ERBIL, Kurdistan Region — An environmental organization based in the Kurdistan Region inaugurated a greenhouse project in Erbil on December 18, as part of its plans to plant one million oak trees across the Region in the span of five years.
Hawkar Ali is a 34-year-old teacher at the University of Kurdistan Hewler (UKH), in Erbil. In March 2019, he co-founded Hasar Organization, which aims to plant one million oaks all over the Kurdistan Region by 2025. Central to that push is the new greenhouse at Erbil’s Cihan University, where 100,000 oak seedlings are to be grown.
The idea for the oak planting project came from Omar Bradosti, a Soran preacher who has planted more than 14,000 oak trees across the Kurdistan Region over the last three years. To test the waters, Hasar planted 2,000 oak saplings in an artificial forest in Kasnazan, on the outskirts of Erbil on December 4.
Oaks are particularly important trees for the preservation of Kurdistan’s ecosystem, Ali said.
“I chose oak trees not because it’s my choice, but because it’s the ecosystem’s choice,” he said. “Okay, I know Paulownia is nice, but it’s not for me, it’s for the environment – maybe for a lizard, maybe for a snake, squirrels, who knows?”

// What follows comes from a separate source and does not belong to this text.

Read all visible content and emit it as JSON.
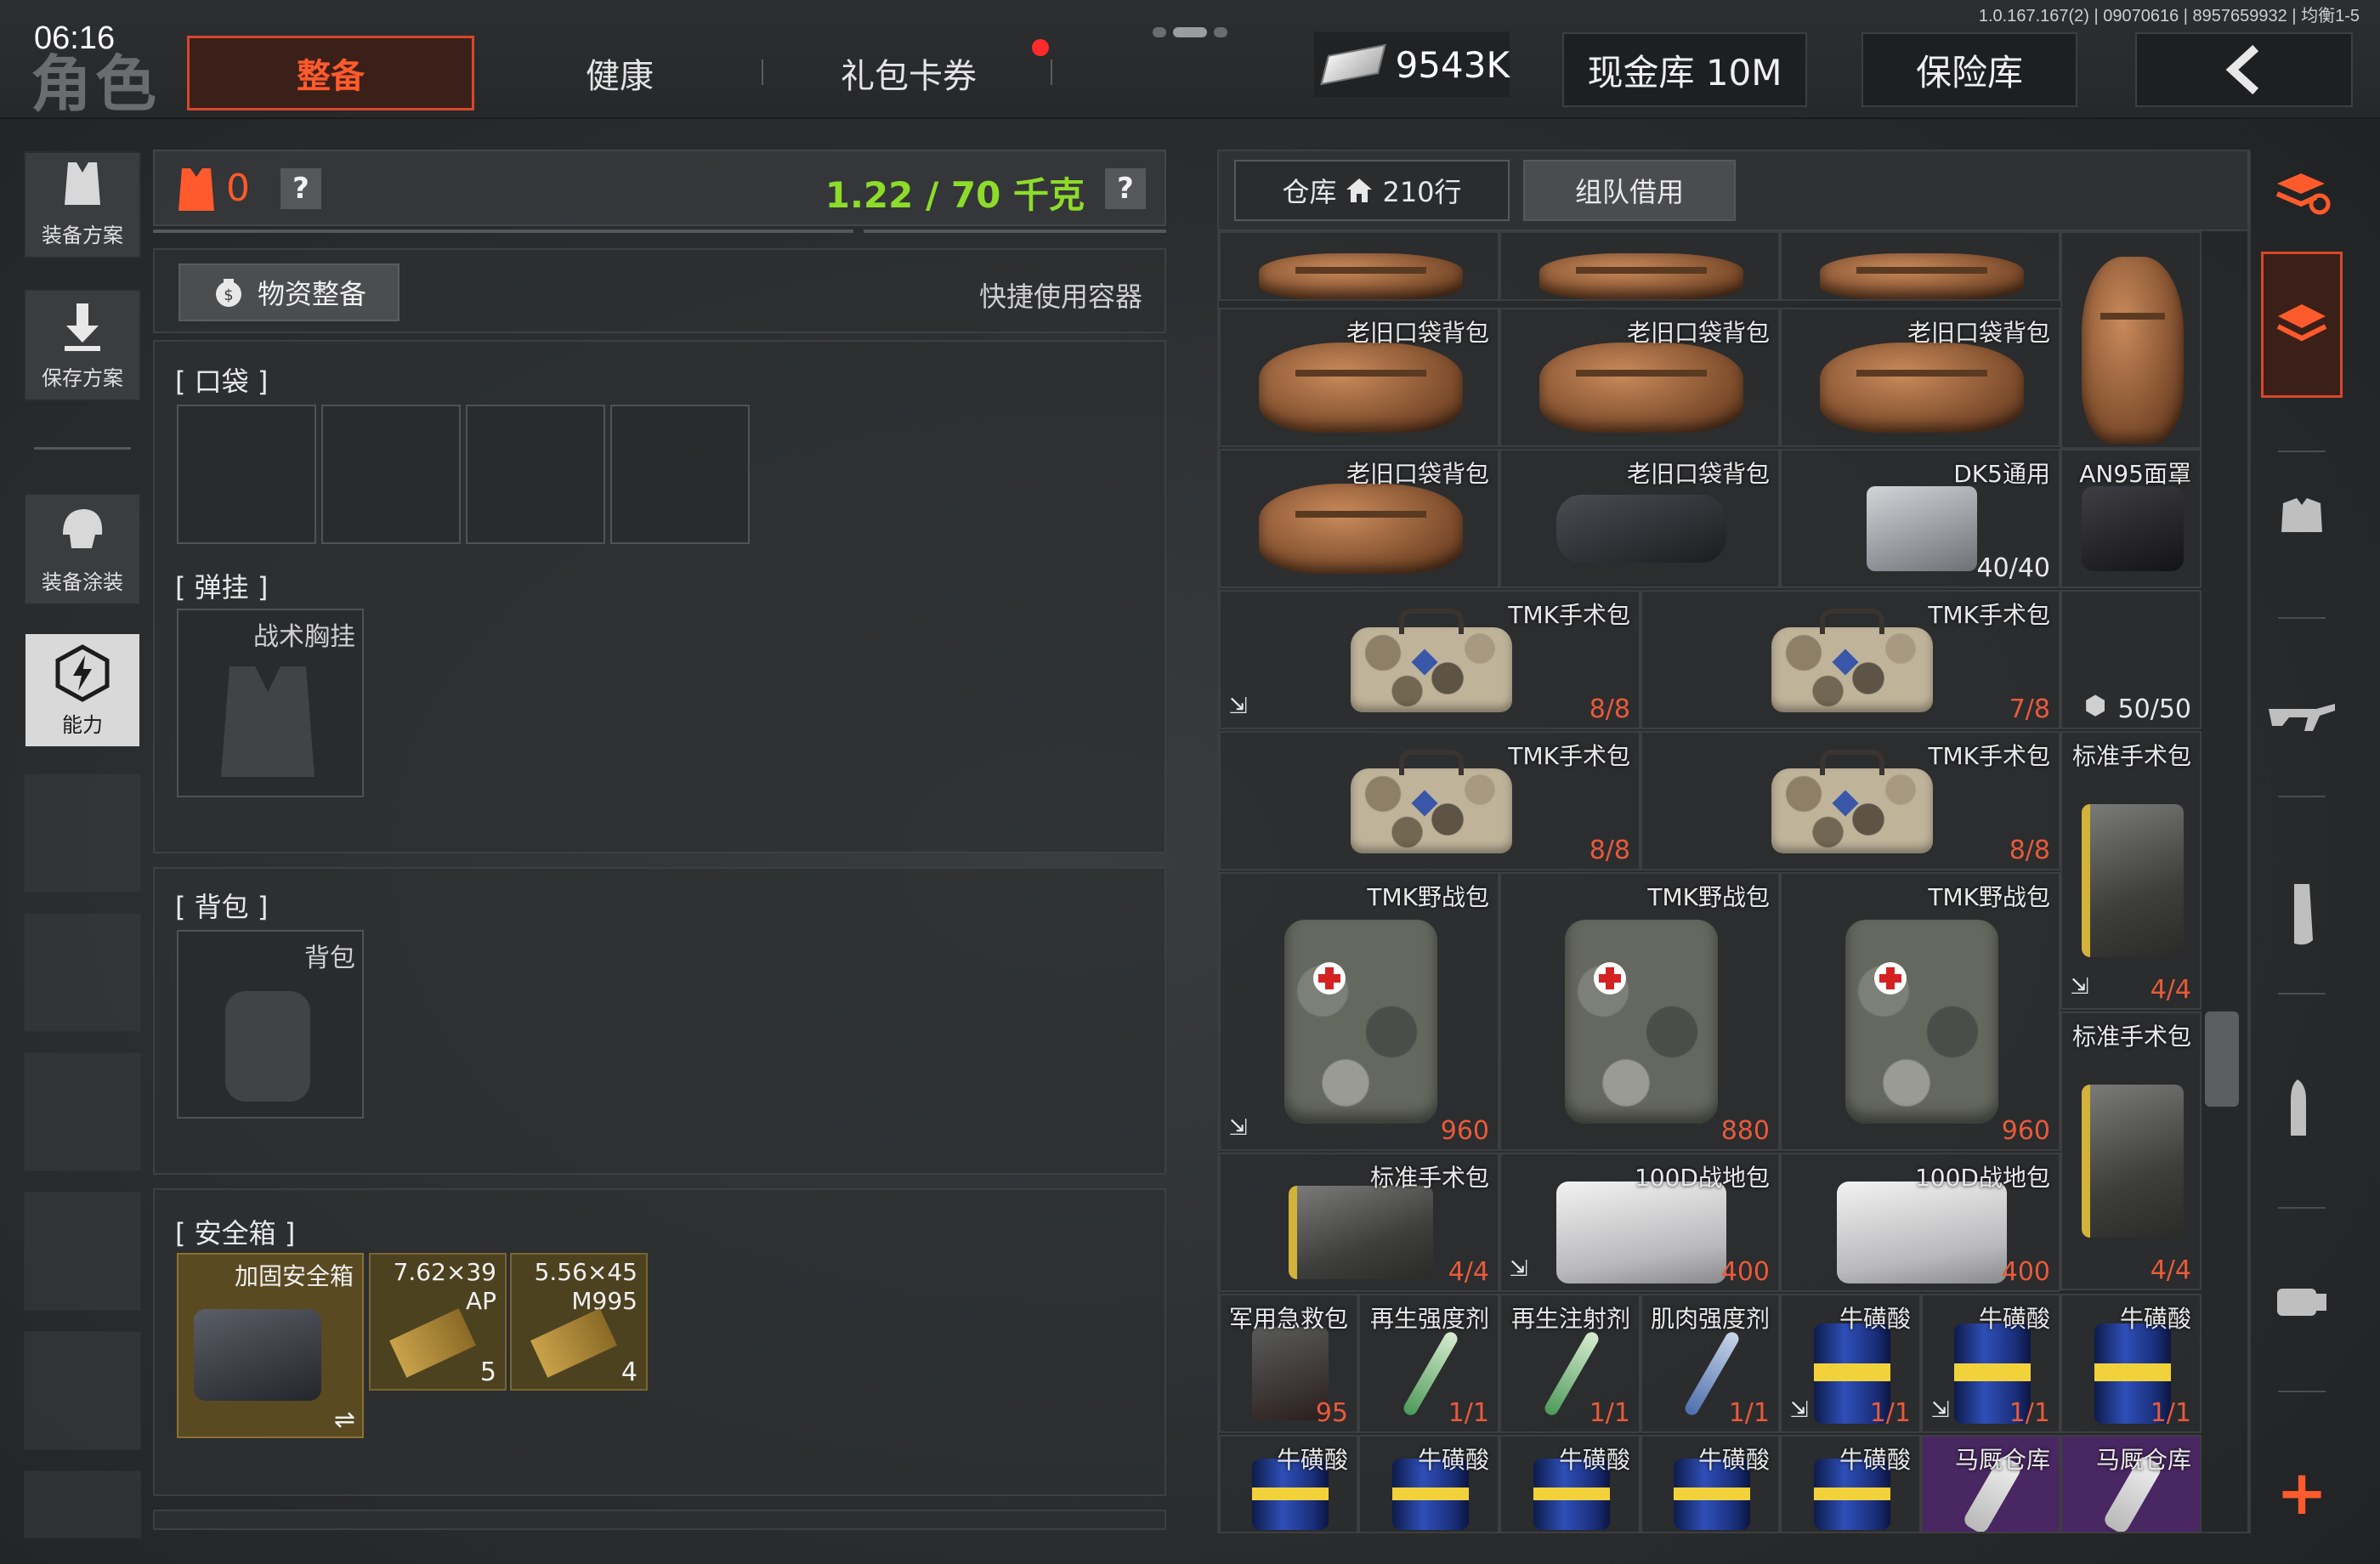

More than 2.2 million acres of Kurdistan Region woodland was been lost between 1999 and 2018, destroyed by wildfires and deforestation. In recent years, Iranian border guards, Turkish airstrikes and Islamic State militants have set thousands of acres alight. Nearly 5,000 acres of land were burned in the Kurdistan Region by Turkish and Iranian bombs in the summer of 2020 alone, according to the Netherlands-based PAX NGO.

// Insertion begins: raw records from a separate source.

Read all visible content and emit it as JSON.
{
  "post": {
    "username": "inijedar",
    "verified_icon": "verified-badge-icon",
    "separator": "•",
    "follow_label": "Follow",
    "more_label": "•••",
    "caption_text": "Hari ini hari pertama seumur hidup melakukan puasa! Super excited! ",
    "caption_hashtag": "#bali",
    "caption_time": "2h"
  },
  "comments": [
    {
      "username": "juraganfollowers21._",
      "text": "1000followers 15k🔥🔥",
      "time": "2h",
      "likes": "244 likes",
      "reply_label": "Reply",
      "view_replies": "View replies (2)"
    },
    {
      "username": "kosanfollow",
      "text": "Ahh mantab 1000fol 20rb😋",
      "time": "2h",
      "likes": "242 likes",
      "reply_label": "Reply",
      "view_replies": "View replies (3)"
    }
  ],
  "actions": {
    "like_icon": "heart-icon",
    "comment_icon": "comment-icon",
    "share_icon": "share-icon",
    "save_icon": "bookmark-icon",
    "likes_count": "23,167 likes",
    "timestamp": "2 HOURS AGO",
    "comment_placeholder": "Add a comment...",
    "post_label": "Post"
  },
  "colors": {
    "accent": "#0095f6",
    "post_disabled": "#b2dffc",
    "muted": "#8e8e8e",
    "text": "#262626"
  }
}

The organizers of the greenhouse’s inauguration know full well that planting trees is no absolute solution to the Kurdistan Region’s environmental woes.
For Hasar member Gashbin Idris, care for the environment started out while he was a student, through the simple act of cleaning his university classroom every morning.

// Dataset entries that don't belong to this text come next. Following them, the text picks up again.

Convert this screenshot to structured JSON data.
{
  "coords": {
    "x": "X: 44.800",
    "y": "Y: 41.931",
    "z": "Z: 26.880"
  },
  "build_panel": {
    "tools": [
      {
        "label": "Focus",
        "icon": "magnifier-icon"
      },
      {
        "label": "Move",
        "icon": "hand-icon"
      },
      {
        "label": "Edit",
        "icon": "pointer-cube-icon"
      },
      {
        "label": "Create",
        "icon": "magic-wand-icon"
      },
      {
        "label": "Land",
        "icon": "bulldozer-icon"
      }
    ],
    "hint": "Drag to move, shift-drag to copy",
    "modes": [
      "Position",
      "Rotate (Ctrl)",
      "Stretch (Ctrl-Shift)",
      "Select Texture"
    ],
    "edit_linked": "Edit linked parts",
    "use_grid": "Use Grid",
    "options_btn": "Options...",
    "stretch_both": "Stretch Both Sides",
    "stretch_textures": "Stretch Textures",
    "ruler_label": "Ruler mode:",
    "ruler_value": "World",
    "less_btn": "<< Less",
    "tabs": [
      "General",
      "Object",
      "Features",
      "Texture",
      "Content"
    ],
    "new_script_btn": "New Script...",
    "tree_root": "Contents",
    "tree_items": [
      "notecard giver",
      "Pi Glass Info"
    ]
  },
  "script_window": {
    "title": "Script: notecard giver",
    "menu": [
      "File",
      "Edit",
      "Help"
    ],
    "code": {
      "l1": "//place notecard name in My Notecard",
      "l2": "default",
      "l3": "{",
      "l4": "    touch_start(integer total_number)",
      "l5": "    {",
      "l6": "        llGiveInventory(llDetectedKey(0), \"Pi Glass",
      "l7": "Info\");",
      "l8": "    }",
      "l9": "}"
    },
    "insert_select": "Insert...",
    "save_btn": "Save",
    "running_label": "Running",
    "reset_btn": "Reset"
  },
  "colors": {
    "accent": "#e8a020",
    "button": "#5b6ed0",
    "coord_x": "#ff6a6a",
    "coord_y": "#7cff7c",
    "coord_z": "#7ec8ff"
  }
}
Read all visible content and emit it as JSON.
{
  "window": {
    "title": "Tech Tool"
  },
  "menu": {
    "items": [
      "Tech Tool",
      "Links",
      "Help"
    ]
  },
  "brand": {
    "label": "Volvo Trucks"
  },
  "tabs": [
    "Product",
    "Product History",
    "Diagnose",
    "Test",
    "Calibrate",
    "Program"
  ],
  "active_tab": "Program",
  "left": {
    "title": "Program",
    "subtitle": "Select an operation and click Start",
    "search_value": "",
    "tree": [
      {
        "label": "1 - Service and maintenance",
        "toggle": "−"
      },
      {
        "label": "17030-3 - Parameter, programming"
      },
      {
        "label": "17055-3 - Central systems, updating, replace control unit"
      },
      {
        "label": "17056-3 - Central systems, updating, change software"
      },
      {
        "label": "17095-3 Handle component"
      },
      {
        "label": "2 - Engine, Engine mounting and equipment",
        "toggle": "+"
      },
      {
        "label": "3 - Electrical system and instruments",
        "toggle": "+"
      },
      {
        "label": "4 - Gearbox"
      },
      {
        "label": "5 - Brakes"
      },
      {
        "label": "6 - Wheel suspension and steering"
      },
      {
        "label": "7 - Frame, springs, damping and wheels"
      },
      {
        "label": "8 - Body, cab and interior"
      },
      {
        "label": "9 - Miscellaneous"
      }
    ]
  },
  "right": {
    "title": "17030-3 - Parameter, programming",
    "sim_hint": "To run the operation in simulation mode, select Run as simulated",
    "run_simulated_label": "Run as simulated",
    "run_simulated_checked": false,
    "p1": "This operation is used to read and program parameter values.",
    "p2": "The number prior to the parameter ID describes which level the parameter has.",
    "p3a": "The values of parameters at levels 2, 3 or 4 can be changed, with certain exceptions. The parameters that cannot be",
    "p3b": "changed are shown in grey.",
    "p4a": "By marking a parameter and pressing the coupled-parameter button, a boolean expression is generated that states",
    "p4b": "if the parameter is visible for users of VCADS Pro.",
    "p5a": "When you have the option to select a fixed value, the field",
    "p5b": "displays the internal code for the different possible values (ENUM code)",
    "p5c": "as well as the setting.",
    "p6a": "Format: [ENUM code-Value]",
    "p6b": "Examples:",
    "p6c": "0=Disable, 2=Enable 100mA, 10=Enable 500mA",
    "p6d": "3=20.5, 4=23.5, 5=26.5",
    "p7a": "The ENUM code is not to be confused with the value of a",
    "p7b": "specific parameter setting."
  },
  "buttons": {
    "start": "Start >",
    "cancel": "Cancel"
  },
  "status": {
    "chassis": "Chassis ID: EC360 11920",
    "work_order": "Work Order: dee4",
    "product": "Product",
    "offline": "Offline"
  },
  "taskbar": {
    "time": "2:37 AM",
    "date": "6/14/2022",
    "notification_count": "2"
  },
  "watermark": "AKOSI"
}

“Being here doesn’t mean I’m only thinking of one million trees,” Gashbin said. “I’d be having a meal at home and thinking of ways to save the environment”.
For Intira Thepsittawiwat, a Thai contributor to the project now living in Erbil, “it’s about giving back to the Kurdistan Region, to make it greener.”
Initra has lived in Erbil since July 2018 with her husband, the consul-general of Czech Republic in Erbil. Moving with him from one country to another, Intira would use each country’s local products to practice her love of handicrafts, provide job opportunities to locals, and – in case of the Kurdistan Region where she noticed an absence of trees when she would hike – promote environmental initiatives.
She started her non-profit Intimade project to make handmade face masks in the Kurdistan Region more than a month ago; Hasar is the first organisation she has offered her project’s support to. She donates 100 percent of her profits to planting trees through the organization.
“We should protect ourselves and protect each other, and give back to nature,” she said of her investment in Hasar.
A second greenhouse will house some more of the acorns; others will be distributed to small greenhouses at the homes of people who want to help raise seeds into saplings.
When 28-year-old Govar Kamil isn’t working at the UKH public relations department, he is a carpenter, running a workshop near his house and an online store called Darkhana – branded with a logo of a squirrel clutching an acorn.
Kamil, nicknamed Bla, contributes to the million tree project by making small greenhouses for the saplings destined for the homes of those willing to look after them, made from recycled wood.
“As a carpenter, I know that cutting wood is harmful for the environment, but we still need it for our furniture,” Bla said. “I cut a tree to make a product, but I plant two trees to replace the one I cut down.”
The minds of many in the Kurdistan Region are occupied by other, seemingly more urgent crises — including the ongoing coronavirus pandemic. But Hasar co-founder Ali believes that the global climate crisis is more dangerous than the coronavirus; climate change is slower, but with effects “more severe than coronavirus,” he added.
Earlier this month, the United Nations called Iraq “one of the most climate vulnerable countries in the world”.
“Urgent climate action is needed if we are to safeguard the environment for future generations,” read a joint statement from the UN mission in Iraq (UNAMI), Britain, France, and Italy as the 2020 Climate Action Ambition Summit launched on the fifth anniversary of the landmark Paris Agreement.
“All countries should be prepared for the climate emergency,” Ali said.
“We are involved in different issues – economic crisis, internal conflict, military conflict with ISIS… the government is busy with such things, but I have time”, he said. “Our responsibility as an NGO is to help the KRG in such a crisis”.